▶ PROMPT: A faithful copy of the entries is required, with no images in it.

▶ SOURCE RECORDS:
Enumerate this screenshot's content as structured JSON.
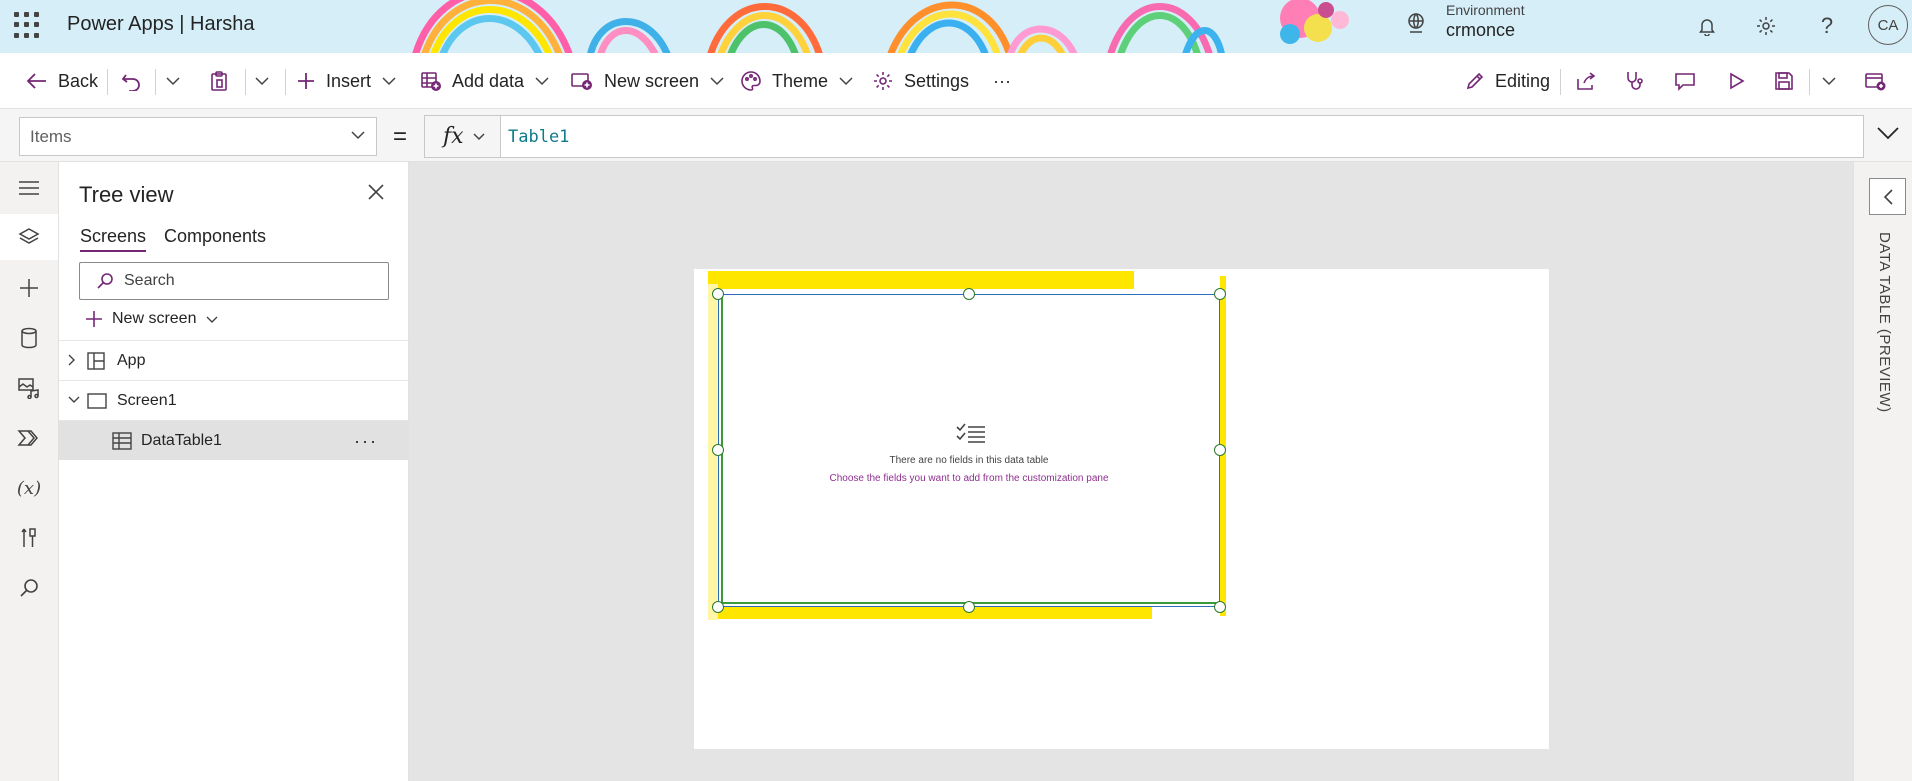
{
  "header": {
    "app_title": "Power Apps | Harsha",
    "environment_label": "Environment",
    "environment_value": "crmonce",
    "avatar_initials": "CA",
    "icons": [
      "waffle-icon",
      "environment-icon",
      "bell-icon",
      "gear-icon",
      "help-icon"
    ]
  },
  "toolbar": {
    "back_label": "Back",
    "insert_label": "Insert",
    "add_data_label": "Add data",
    "new_screen_label": "New screen",
    "theme_label": "Theme",
    "settings_label": "Settings",
    "more_label": "···",
    "editing_label": "Editing"
  },
  "formula_bar": {
    "property": "Items",
    "equals": "=",
    "fx": "fx",
    "formula": "Table1"
  },
  "tree_view": {
    "title": "Tree view",
    "tabs": [
      {
        "label": "Screens",
        "active": true
      },
      {
        "label": "Components",
        "active": false
      }
    ],
    "search_placeholder": "Search",
    "new_screen_label": "New screen",
    "items": [
      {
        "label": "App",
        "icon": "app-icon",
        "expanded": false
      },
      {
        "label": "Screen1",
        "icon": "screen-icon",
        "expanded": true
      },
      {
        "label": "DataTable1",
        "icon": "table-icon",
        "selected": true,
        "more": "···"
      }
    ]
  },
  "canvas": {
    "empty_title": "There are no fields in this data table",
    "empty_subtitle": "Choose the fields you want to add from the customization pane"
  },
  "right_panel": {
    "label": "DATA TABLE (PREVIEW)"
  },
  "colors": {
    "header_bg": "#d6eef8",
    "accent_purple": "#742774",
    "highlight_yellow": "#ffe600",
    "selection_blue": "#2d6dbf",
    "formula_teal": "#0f7b8a"
  }
}
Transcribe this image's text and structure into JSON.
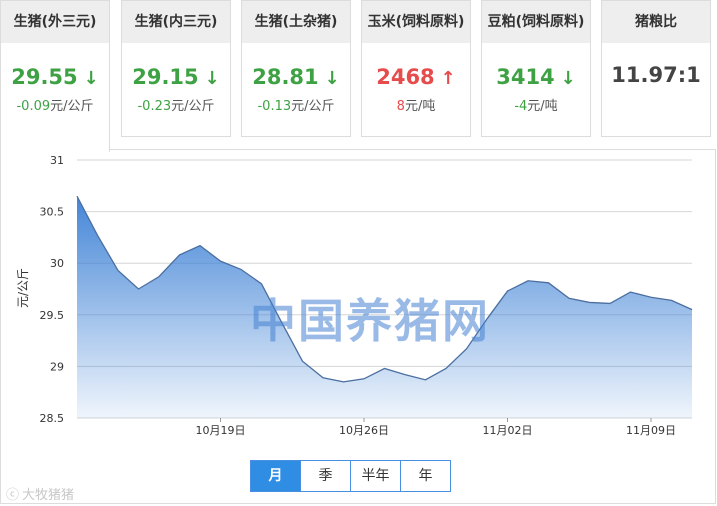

▶ SOLUTION:
Enumerate this screenshot's content as structured JSON.
{
  "header": {
    "app_title": "Power Apps | Harsha",
    "environment_label": "Environment",
    "environment_value": "crmonce",
    "avatar_initials": "CA",
    "icons": [
      "waffle-icon",
      "environment-icon",
      "bell-icon",
      "gear-icon",
      "help-icon"
    ]
  },
  "toolbar": {
    "back_label": "Back",
    "insert_label": "Insert",
    "add_data_label": "Add data",
    "new_screen_label": "New screen",
    "theme_label": "Theme",
    "settings_label": "Settings",
    "more_label": "···",
    "editing_label": "Editing"
  },
  "formula_bar": {
    "property": "Items",
    "equals": "=",
    "fx": "fx",
    "formula": "Table1"
  },
  "tree_view": {
    "title": "Tree view",
    "tabs": [
      {
        "label": "Screens",
        "active": true
      },
      {
        "label": "Components",
        "active": false
      }
    ],
    "search_placeholder": "Search",
    "new_screen_label": "New screen",
    "items": [
      {
        "label": "App",
        "icon": "app-icon",
        "expanded": false
      },
      {
        "label": "Screen1",
        "icon": "screen-icon",
        "expanded": true
      },
      {
        "label": "DataTable1",
        "icon": "table-icon",
        "selected": true,
        "more": "···"
      }
    ]
  },
  "canvas": {
    "empty_title": "There are no fields in this data table",
    "empty_subtitle": "Choose the fields you want to add from the customization pane"
  },
  "right_panel": {
    "label": "DATA TABLE (PREVIEW)"
  },
  "colors": {
    "header_bg": "#d6eef8",
    "accent_purple": "#742774",
    "highlight_yellow": "#ffe600",
    "selection_blue": "#2d6dbf",
    "formula_teal": "#0f7b8a"
  }
}
Transcribe this image's text and structure into JSON.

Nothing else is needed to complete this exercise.